Finnish Retailers Push the Use of One Single Bag – Aim: More Fish than Plastic Bags
Estimated reading time: 2 minutes
When was the last time you used a plastic bag? If you have traveled abroad, you might have noticed that in some countries plastic bags are everywhere. Where I come from, it is common to get even double (free) plastic bags at the supermarket if what you are carrying is too heavy. This, of course, does not happen in Finland.
In 2015, the European Parliament passed a law to reduce single-use plastic bags. The goal is for all members to reduce plastic bag consumption to 90 bags per person by 2019 and to 40 bags per person by 2025. Some countries, like Finland and Denmark, already have the lowest bag consumption numbers in the European Union.
But how did Finns manage to almost eliminate the use of plastic bags? For starters, lightweight plastic bags have a cost, and very thin plastic bags are not even available anymore at retail outlets and other shops. Also, there is more awareness and education regarding littering and the environmental damage caused by paper bags.
In the fashion industry — a popular market for plastic bags — some new initiatives are tackling plastic bag consumption. One Bag Habit is an initiative that intends to reduce the use of bags by promoting the use of a single bag. The goal is that by 2025, the oceans will have more fish than plastic bags.
Big names in the fashion industry like H&M, Lindex and KappAhl are part of this project. By having different brands participate in a common initiative it is possible to have a greater impact and speed up the transition to sustainable bags. This initiative is open to all retailers and it is free. According to Esko Leppäkorpi, CEO of Fashion Commerce in Finland, the Finnish fashion industry is always looking for sustainable, alternative materials to use.

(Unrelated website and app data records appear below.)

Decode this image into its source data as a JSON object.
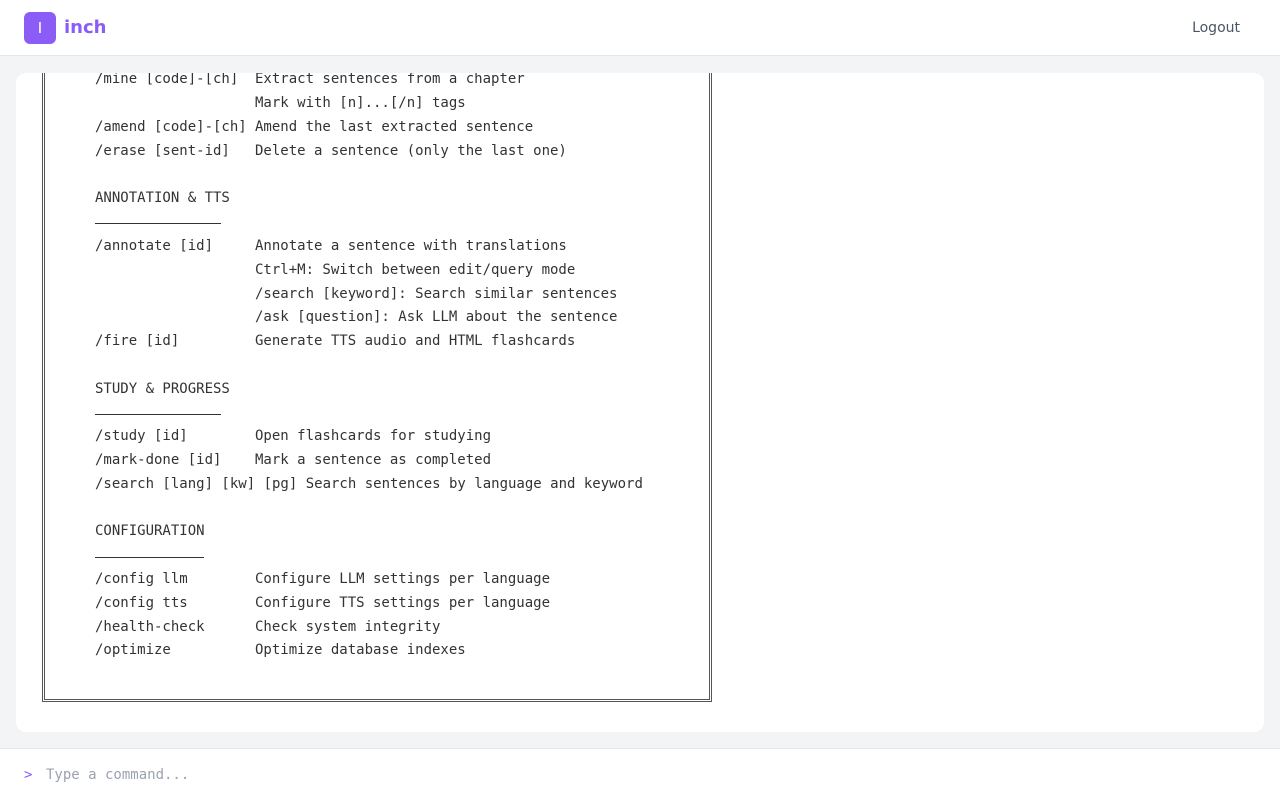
{
  "header": {
    "logo_letter": "I",
    "app_name": "inch",
    "logout_label": "Logout"
  },
  "terminal": {
    "rows": [
      {
        "cmd": "/mine [code]-[ch]",
        "desc": "Extract sentences from a chapter"
      },
      {
        "cmd": "",
        "desc": "Mark with [n]...[/n] tags"
      },
      {
        "cmd": "/amend [code]-[ch]",
        "desc": "Amend the last extracted sentence"
      },
      {
        "cmd": "/erase [sent-id]",
        "desc": "Delete a sentence (only the last one)"
      }
    ],
    "section_annotation": "ANNOTATION & TTS",
    "annotation_rows": [
      {
        "cmd": "/annotate [id]",
        "desc": "Annotate a sentence with translations"
      },
      {
        "cmd": "",
        "desc": "Ctrl+M: Switch between edit/query mode"
      },
      {
        "cmd": "",
        "desc": "/search [keyword]: Search similar sentences"
      },
      {
        "cmd": "",
        "desc": "/ask [question]: Ask LLM about the sentence"
      },
      {
        "cmd": "/fire [id]",
        "desc": "Generate TTS audio and HTML flashcards"
      }
    ],
    "section_study": "STUDY & PROGRESS",
    "study_rows": [
      {
        "cmd": "/study [id]",
        "desc": "Open flashcards for studying"
      },
      {
        "cmd": "/mark-done [id]",
        "desc": "Mark a sentence as completed"
      },
      {
        "full": "/search [lang] [kw] [pg] Search sentences by language and keyword"
      }
    ],
    "section_config": "CONFIGURATION",
    "config_rows": [
      {
        "cmd": "/config llm",
        "desc": "Configure LLM settings per language"
      },
      {
        "cmd": "/config tts",
        "desc": "Configure TTS settings per language"
      },
      {
        "cmd": "/health-check",
        "desc": "Check system integrity"
      },
      {
        "cmd": "/optimize",
        "desc": "Optimize database indexes"
      }
    ]
  },
  "input": {
    "prompt_symbol": ">",
    "placeholder": "Type a command...",
    "value": ""
  },
  "colors": {
    "accent": "#8b5cf6",
    "text": "#333333",
    "background": "#f3f4f6"
  }
}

Leppäkorpi told Finland Today that “in many environmental issues, Finland shows initiative and it is natural that such an initiative generally increases consumer awareness of their own influence.” “While the goal is to reduce the consumption of disposable bags,” he said, “the materials of the bags must be made of recyclable materials and will further increase the campaign’s positive environmental impact.” It is also worth noting that campaigns like One Bag Habit donate the surplus from sales of bags to causes driving sustainable development while trying to guide consumers to use their own baskets and reduce unnecessary consumption of plastic bags.
Another recent initiative was introduced at the beginning of 2017 by K Group. They introduced Finland’s first plastic bags made out of recycled plastic household products. The aim is to introduce shoppers to a circular economy model where there is no waste production; old materials are used to create new ones.
With initiatives like these, Finns are leaving behind plastic bags and setting an example for other countries to follow. So next time you go shopping, take a look at the bag you’re holding and realize that there is a lot going on behind a single plastic bag.
Picture on the front page: Garret Coakley